Gennady Golovkin (39-1-1,35 KOs) is looking to become a world champion again Saturday night at an age when most boxers are on the verge of calling it quits or out of the fight game entirely. The 37-year-old will take on Sergiy Derevyanchenko (13-1, 10 KOs) for the vacant IBF world middleweight title at Madison Square Garden in New York City.
The IBF belt is up for grabs because Saul "Canelo" Alvarez vacated the title when he decided not to face Derevyanchenko, the mandatory challenger, instead opting to move up to light heavyweight to face Sergey Kovalev. Golovkin himself held the IBF title for a couple of years, but he vacated it in 2018 for refusing to face, that's right, Derevyanchenko.
So GGG finds himself without a title and unable to set up a third fight with Alvarez. The timing is finally right for him to take on Derevyanchenko, who will look to nab the IBF title he missed out on when he lost to Daniel Jacobs in October 2018.
Any bout featuring Golovkin has the potential to end in a brutal stoppage, but the Kazakh star only has two in his past five fights. At some point, age will sap his speed, strength or both, and the countdown is on as he ticks closer to 40.
At 33, Derevyanchenko poses a threat to Golovkin as a dangerous veteran who has endured far less professional carnage than his opponent.
Golovkin vs Derevyanchenko Fight Info
When: Saturday, Oct. 5 at 9 p.m. ET
Where: Madison Square Garden in New York City
TV: Sky Sports Action (UK)
Live stream: DAZN (U.S.)
Odds: Golovkin -480 (bet $480 to win $100), Derevyanchenko +380 (bet $100 to win $380)
Odds are courtesy of Caesars and updated as of Thursday, Oct 3 at 7 a.m. ET.
Golovkin is getting on in his years, but by all accounts, he is in great shape and plenty capable of bringing his Big Drama Show to Madison Square Garden. Here he is getting some work done in New York City, as Ring's Ryan Songalia shared:
After years of brutally and methodically working his way up the ranks to becoming a world champion and a global star, Golovkin acknowledges his battles begin long before he steps in the ring.
"My biggest opponent is not a specific person" Golovkin said, per BoxingInsider.com's Sean Crose. "My biggest opponent is my age and desire."
Golovkin's most recent bout was in June, when he knocked out Steve Rolls in the fourth round. His trademark punching power was on full display, and there's little reason to think GGG will have seen a steep decline in four months. There's talk his new trainer, Jonathon Banks, has reinvigorated him.
Then again, it's not always easy to tell whether a fighter's gifts are fading when he's facing an overmatched opponent like Rolls. Derevyanchenko is likely to demand much more from the man who has dominated the middleweight ranks for years, as this DAZN USA graphic shows:

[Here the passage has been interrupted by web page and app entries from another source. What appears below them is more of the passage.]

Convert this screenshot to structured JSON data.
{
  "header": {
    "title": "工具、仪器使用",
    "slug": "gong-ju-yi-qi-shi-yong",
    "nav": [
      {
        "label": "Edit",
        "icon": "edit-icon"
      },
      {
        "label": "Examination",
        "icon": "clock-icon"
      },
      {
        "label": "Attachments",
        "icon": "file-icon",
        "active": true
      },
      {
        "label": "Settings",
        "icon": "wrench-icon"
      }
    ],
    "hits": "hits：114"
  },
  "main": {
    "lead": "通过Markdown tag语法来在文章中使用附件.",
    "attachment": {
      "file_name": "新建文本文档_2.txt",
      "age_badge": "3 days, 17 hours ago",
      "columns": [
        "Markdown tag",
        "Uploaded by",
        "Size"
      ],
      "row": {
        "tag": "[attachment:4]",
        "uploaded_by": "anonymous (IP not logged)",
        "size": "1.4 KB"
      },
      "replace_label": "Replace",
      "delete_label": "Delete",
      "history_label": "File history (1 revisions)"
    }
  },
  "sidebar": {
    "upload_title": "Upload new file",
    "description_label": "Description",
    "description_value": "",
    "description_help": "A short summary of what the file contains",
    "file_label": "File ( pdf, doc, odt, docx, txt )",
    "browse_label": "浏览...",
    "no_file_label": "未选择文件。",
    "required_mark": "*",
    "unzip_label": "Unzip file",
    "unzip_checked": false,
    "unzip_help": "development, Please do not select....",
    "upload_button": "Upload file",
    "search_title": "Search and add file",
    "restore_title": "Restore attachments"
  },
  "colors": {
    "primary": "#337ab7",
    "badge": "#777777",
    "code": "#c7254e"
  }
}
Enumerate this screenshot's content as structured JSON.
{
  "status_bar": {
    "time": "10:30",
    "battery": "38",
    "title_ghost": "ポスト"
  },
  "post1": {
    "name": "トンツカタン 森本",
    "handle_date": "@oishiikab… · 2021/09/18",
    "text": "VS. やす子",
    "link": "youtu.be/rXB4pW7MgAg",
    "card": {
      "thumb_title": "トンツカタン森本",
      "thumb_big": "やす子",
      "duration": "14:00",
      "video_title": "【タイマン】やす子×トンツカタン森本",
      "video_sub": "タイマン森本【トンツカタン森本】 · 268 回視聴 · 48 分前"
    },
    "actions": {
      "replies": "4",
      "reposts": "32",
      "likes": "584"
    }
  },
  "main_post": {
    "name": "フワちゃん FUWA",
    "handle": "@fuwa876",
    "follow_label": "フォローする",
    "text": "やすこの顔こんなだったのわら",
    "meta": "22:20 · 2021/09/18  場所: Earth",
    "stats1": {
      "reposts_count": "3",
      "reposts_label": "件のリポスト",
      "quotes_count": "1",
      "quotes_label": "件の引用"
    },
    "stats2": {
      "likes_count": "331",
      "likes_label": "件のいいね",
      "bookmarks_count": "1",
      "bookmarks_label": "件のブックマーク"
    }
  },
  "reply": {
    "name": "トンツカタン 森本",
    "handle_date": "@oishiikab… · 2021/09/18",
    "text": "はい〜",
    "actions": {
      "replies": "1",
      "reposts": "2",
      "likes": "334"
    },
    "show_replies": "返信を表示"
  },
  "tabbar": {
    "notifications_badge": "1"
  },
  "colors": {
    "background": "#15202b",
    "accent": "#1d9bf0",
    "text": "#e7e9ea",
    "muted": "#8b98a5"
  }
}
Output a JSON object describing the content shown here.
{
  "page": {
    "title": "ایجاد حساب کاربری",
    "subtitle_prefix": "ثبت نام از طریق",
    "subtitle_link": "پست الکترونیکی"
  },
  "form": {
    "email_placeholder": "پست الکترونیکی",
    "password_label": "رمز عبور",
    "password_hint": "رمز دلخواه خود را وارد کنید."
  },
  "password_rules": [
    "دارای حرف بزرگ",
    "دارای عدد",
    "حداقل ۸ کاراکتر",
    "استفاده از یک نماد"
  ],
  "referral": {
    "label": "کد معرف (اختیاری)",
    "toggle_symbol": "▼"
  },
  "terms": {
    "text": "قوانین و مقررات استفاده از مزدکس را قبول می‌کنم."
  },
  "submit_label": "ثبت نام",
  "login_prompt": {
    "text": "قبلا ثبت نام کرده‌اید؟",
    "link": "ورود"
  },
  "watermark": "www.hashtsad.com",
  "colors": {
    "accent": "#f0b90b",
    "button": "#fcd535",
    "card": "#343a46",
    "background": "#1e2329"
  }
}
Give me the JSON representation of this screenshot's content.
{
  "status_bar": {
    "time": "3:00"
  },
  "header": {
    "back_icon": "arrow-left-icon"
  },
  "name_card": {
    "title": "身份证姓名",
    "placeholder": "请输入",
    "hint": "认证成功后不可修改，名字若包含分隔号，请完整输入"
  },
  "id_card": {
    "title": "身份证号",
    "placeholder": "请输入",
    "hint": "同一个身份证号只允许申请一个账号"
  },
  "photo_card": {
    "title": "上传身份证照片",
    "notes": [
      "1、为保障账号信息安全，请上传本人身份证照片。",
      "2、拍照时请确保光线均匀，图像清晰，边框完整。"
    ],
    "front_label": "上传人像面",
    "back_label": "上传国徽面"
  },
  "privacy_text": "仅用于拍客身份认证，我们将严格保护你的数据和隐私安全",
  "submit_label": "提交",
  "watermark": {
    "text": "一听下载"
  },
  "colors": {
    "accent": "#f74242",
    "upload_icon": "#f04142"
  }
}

Derevyanchenko hasn't faced too many notable opponents in his career. Jacobs is far and away the best of them, and The Technician gave him a good run, battling back from an early knockdown well enough to convince one judge to score the 12-rounder in his favor in a split-decision loss.
Bad Left Hook's Scott Christ feels the Ukrainian, who fights out of Brooklyn, New York, might be able to drag Golovkin into the later rounds like David Lemieux did in 2015—as long as he boxes carefully:
"Derevyanchenko isn't a Lemieux puncher, but he's far from feather-fisted, and as fundamentally sound as he is, Golovkin probably won't be able to get him to just walk on to something, either. That's not saying GGG can't catch him — Jacobs dropped Sergiy early a year ago — but one figures a lot of Derevyanchenko's plan will be to avoid getting into firefights with GGG, and to avoid making the sort of mistakes that Golovkin can turn into a knockout."
Sound, fundamental boxing might work for a few rounds, but Golovkin is capable of switching into Terminator-mode and walking through punches on his way to launching the kind of debilitating shots that have made him famous. If Derevyanchenko is to pull off this upset, he will likely have to not only crush it on the fundamentals but also show off enough power to keep GGG from stalking him throughout the ring.
While he didn't look like a world-beater in his most recent fight, a unanimous-decision win against Jack Culcay, Derevyanchenko's trainer, Andre Rozier, believes his man is in top form heading into the biggest bout of his career.
"You hear people say it often, but this has been one of the best training camps ever," Rozier said, per Crose.
Assuming Golovkin still has what it takes to pull off the victory, fans will clamor for a 2020 date with Alvarez. Golovkin fought to a draw with Canelo in their first battle in September 2017, which some believe he deserved to win, before losing a razor-thin majority decision a year later.
He deserves a third chance if he can get it, but he will likely be 38 by the time it happens, while Alvarez is still very much in his prime and likely to have full use of his myriad talents.